Creamy Kiribath accompanied with lunu miris, delicious ambul thiyal, and other sweet delicacies are part of the spread of the festive table.
Hindus, upon boiling milk, prepare sweet Pongal and indulge in the spread of sweetmeats. Sharing and exchanging sweetmeats with neighbors, relatives and friends convey the message of bonding and recalling the strength of the nation’s customs. There is much hype when it comes to the preparation of Avurudu sweets. Households make a tasteful spread of sweet delicacies from the classical Konde Kevum to crunchy kokis, prepared in the shapes of flowers, butterflies, and stars. The fluffy, fried Adhirasa, crispy Aasmi with drips of pink caramelized syrup creating pretty patterns, slices of sweet Dodol, diamond-shaped Aluwa, Aggala, and Narang kevum are some of the customary ones. Hindus prepare two types of laddu – Boondi or Rava laddu. Murukku are spiral, flat, deep-fried savory crunchies. The sweeter version is the Seeni Murukku, which is dipped in sugar coating. Paasi payuru urundai or Narang Kavum is another favorite, and the flat, crunchy Paruthuthithurai vadai from Point Pedro or fluffy Ulundu vadai are popular too.
The celebration of the New Year is heralded by crackers, playing the Raban, and organizing Avurudu Uthsavaya, which includes joyous competitions and avurudu games that children and adults partake in. Games such as Olinda Keliya (a game involving a chart and bright red Olinda seeds), Pancha Keliya (a board game played with seashells and a coconut shell), Onchilla padima (swinging), Bambara Sellama (a game of spinning tops for children), Greese gaha nageema (climbing the greasy pole), Kotta-pora (pillow fight), Kamba Adeema (Tug of war), bunis kema (eating buns), Aliya asa thabeema (where participants must place the eye on a drawn elephant), Kana mutti bideema (hitting the clay pot), Gal Keteema (Balancing pebbles) and Gama haraha divima (cycle races and marathon).
The Avurudu Ulela draws communities of all age groups together. It is a pageant for choosing the young, handsome Avurudu Kumaraya (Prince) and beautiful Avurudu Kumariya (Princess).
The joyous festival is celebrated in a multi-ethnic atmosphere to welcome a prosperous and peaceful new year while reminiscing the festival’s age-old traditions and importance.

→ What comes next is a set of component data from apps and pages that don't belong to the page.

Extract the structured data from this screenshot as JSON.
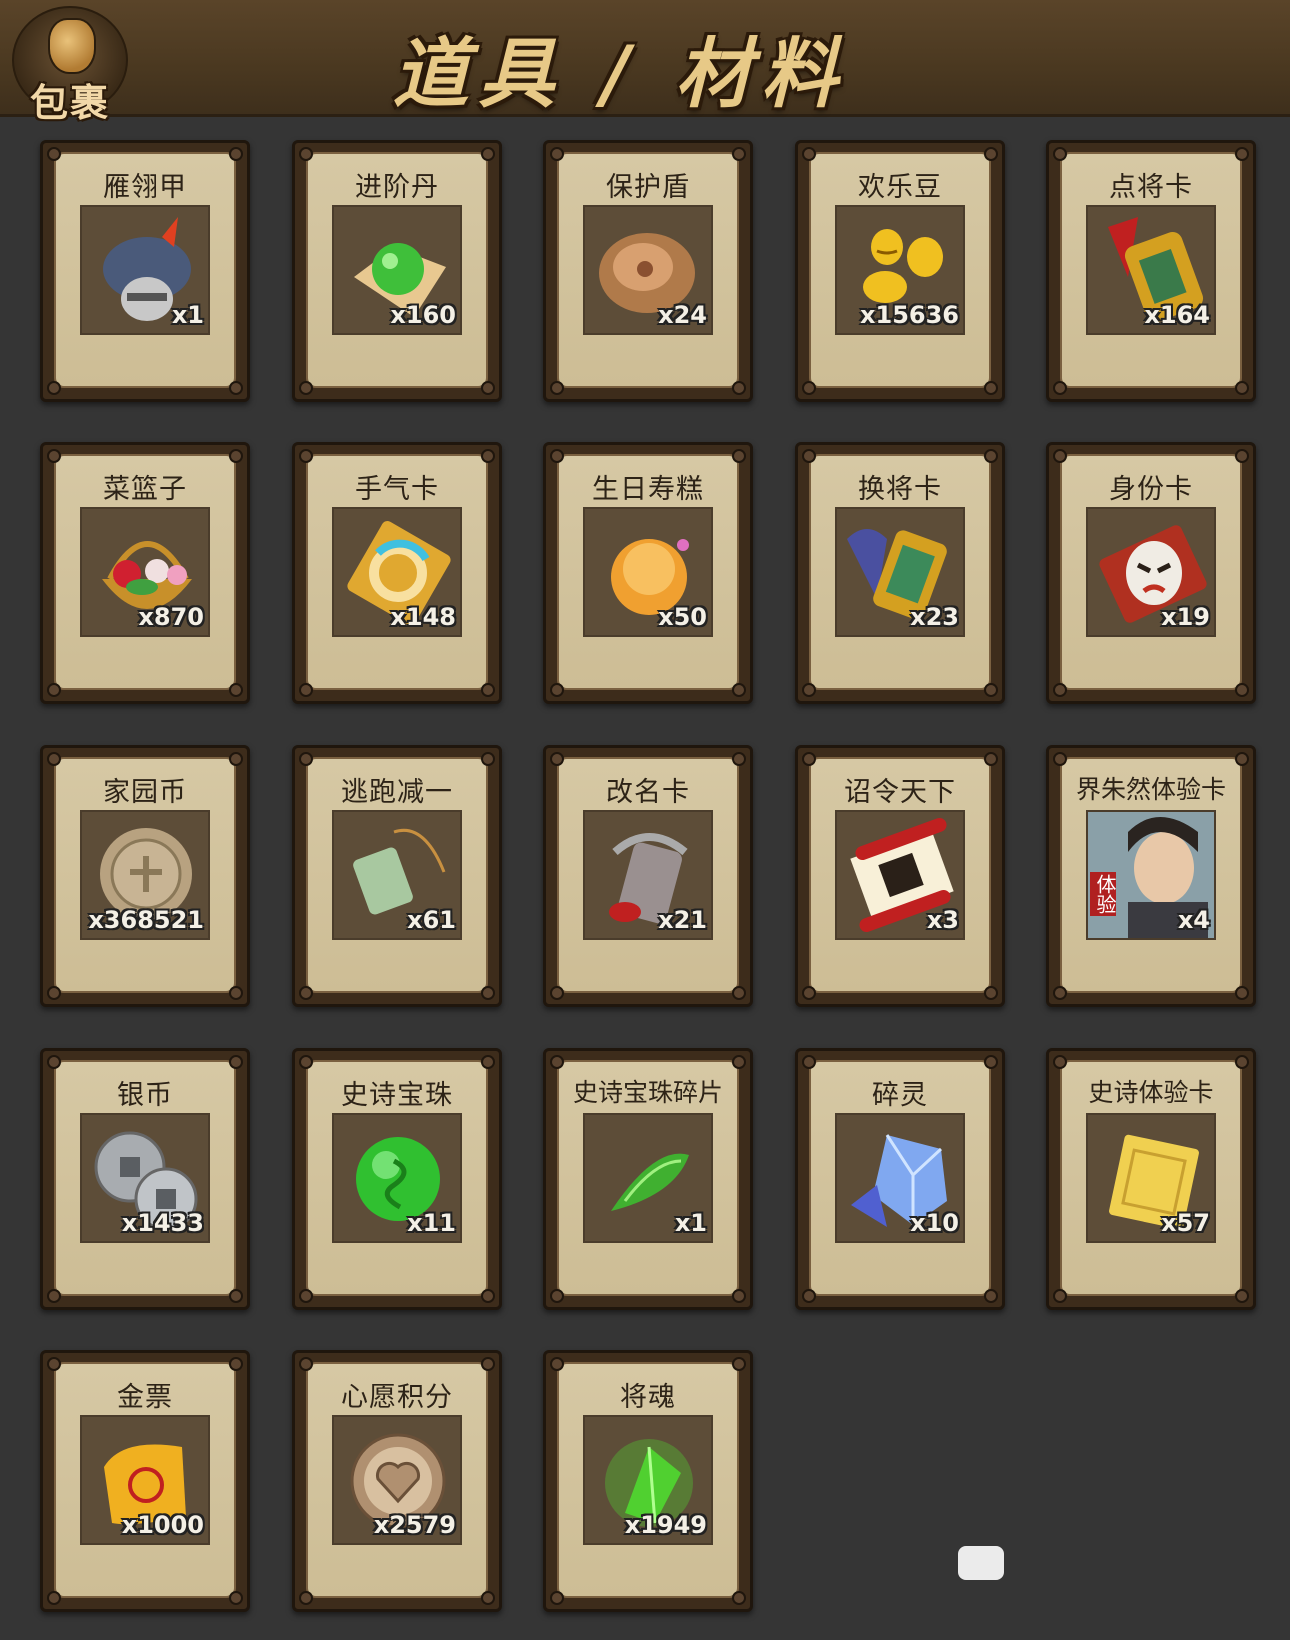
{
  "header": {
    "bag_label": "包裹",
    "title": "道具 / 材料"
  },
  "items": [
    {
      "name": "雁翎甲",
      "qty": "x1",
      "icon": "armor-helmet-icon",
      "color": "#4a5a7a"
    },
    {
      "name": "进阶丹",
      "qty": "x160",
      "icon": "green-pill-icon",
      "color": "#3fbf3a"
    },
    {
      "name": "保护盾",
      "qty": "x24",
      "icon": "bronze-shield-icon",
      "color": "#b07a4a"
    },
    {
      "name": "欢乐豆",
      "qty": "x15636",
      "icon": "gold-beans-icon",
      "color": "#f0c020"
    },
    {
      "name": "点将卡",
      "qty": "x164",
      "icon": "general-token-icon",
      "color": "#d4a020"
    },
    {
      "name": "菜篮子",
      "qty": "x870",
      "icon": "flower-basket-icon",
      "color": "#c8902a"
    },
    {
      "name": "手气卡",
      "qty": "x148",
      "icon": "luck-card-icon",
      "color": "#e0a830"
    },
    {
      "name": "生日寿糕",
      "qty": "x50",
      "icon": "birthday-cake-icon",
      "color": "#f0a030"
    },
    {
      "name": "换将卡",
      "qty": "x23",
      "icon": "swap-general-token-icon",
      "color": "#3c8a5a"
    },
    {
      "name": "身份卡",
      "qty": "x19",
      "icon": "opera-mask-icon",
      "color": "#b03020"
    },
    {
      "name": "家园币",
      "qty": "x368521",
      "icon": "home-coin-icon",
      "color": "#b8a280"
    },
    {
      "name": "逃跑减一",
      "qty": "x61",
      "icon": "jade-pendant-icon",
      "color": "#a8c8a0"
    },
    {
      "name": "改名卡",
      "qty": "x21",
      "icon": "name-plate-icon",
      "color": "#9a9090"
    },
    {
      "name": "诏令天下",
      "qty": "x3",
      "icon": "imperial-scroll-icon",
      "color": "#e0a020"
    },
    {
      "name": "界朱然体验卡",
      "qty": "x4",
      "icon": "hero-portrait-icon",
      "color": "#6a8090",
      "badge": "体验"
    },
    {
      "name": "银币",
      "qty": "x1433",
      "icon": "silver-coins-icon",
      "color": "#a8acb0"
    },
    {
      "name": "史诗宝珠",
      "qty": "x11",
      "icon": "epic-orb-icon",
      "color": "#30c030"
    },
    {
      "name": "史诗宝珠碎片",
      "qty": "x1",
      "icon": "orb-shard-icon",
      "color": "#40b030"
    },
    {
      "name": "碎灵",
      "qty": "x10",
      "icon": "crystal-shard-icon",
      "color": "#80a8f0"
    },
    {
      "name": "史诗体验卡",
      "qty": "x57",
      "icon": "gold-card-icon",
      "color": "#f0d050"
    },
    {
      "name": "金票",
      "qty": "x1000",
      "icon": "gold-ticket-icon",
      "color": "#f0b020"
    },
    {
      "name": "心愿积分",
      "qty": "x2579",
      "icon": "heart-coin-icon",
      "color": "#b09070"
    },
    {
      "name": "将魂",
      "qty": "x1949",
      "icon": "green-soul-crystal-icon",
      "color": "#50d030"
    }
  ]
}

Easter or Resurrection Sunday recalls the resurrection of Jesus Christ three days after being crucified in Calvary. Easter concludes the ‘Passion of Christ, which begins with 40 days of fasting – Lent and is concluded by the Holy Week. Holy Thursday and the crucifixion of Jesus Christ on Good Friday is a part of the Holy Week, which ends on Easter Sunday. The Easter Vigil on Holy Saturday is the highlight of the Easter festival.

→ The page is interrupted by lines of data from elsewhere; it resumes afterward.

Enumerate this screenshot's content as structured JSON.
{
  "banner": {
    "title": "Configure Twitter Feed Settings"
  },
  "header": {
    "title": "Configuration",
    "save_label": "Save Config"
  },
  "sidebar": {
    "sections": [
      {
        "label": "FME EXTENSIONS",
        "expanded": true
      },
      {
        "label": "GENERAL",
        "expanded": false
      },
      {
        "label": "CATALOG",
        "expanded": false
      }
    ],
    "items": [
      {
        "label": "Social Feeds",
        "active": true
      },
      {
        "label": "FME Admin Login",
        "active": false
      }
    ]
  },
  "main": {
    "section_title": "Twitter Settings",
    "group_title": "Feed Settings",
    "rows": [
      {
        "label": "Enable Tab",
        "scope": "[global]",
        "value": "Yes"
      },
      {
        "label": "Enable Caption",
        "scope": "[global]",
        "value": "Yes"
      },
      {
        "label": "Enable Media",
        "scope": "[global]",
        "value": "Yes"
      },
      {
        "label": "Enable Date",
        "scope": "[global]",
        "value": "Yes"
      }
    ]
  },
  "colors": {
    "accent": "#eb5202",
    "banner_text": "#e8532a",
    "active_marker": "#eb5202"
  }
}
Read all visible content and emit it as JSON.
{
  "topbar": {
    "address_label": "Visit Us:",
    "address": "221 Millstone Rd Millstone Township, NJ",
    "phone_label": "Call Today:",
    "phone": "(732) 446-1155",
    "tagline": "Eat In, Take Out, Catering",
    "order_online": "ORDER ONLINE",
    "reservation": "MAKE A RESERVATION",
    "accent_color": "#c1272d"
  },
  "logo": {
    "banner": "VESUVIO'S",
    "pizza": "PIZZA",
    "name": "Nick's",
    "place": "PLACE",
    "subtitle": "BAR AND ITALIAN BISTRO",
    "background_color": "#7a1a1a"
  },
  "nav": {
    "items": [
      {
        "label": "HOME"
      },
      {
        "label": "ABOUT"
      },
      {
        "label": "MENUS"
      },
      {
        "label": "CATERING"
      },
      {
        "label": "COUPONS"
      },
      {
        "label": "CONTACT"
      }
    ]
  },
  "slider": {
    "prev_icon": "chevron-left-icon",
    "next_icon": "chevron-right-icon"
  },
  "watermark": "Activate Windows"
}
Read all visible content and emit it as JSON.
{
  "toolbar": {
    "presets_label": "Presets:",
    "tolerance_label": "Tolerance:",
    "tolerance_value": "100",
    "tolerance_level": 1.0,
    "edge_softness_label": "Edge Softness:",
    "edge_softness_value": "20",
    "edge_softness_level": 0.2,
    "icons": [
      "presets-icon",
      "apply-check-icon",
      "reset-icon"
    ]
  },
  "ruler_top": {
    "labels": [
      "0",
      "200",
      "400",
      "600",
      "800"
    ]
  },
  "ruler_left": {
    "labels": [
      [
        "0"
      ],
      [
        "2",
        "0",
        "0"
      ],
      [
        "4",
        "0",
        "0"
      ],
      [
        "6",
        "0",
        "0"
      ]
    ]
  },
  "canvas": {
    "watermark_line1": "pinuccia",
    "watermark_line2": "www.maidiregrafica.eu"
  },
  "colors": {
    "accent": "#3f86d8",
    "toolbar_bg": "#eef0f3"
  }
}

Churches throughout the island make arrangements to hold mass services during the evening on Holy Saturday and on Sunday morning.
Devotees engage in the recital of prayers with families. The priest blesses the fire lit outside. Then the Easter candle is lit with the sacred fire. Devotees would then light their own Easter candles and carry them inside the church before the beginning of the service. During the service, water would also be blessed by the priest.
Easter is celebrated as a joyous occasion. On Easter Sunday, Christians rejoice and celebrate the resurrection of Jesus Christ. Families and friends gather together in fellowship to mark a day of immense spiritual significance.
Easter Egg hunts, chocolate Easter bunnies, and chocolate Easter Eggs add fun while helping children understand the meaning of the day. The tradition of dyeing and coloring Easter eggs is ancient, and its origin is obscure. The practice of decorating and making Easter chocolate eggs are part of the festival.
Families rejoice in the festive spirit with their loved ones with the preparation of delightful spreads. Easter brunches and lunch are also hosted in several hotels across the island.
Easter is celebrated as a joyous occasion. On Easter Sunday, Christians rejoice and celebrate the resurrection of Jesus Christ.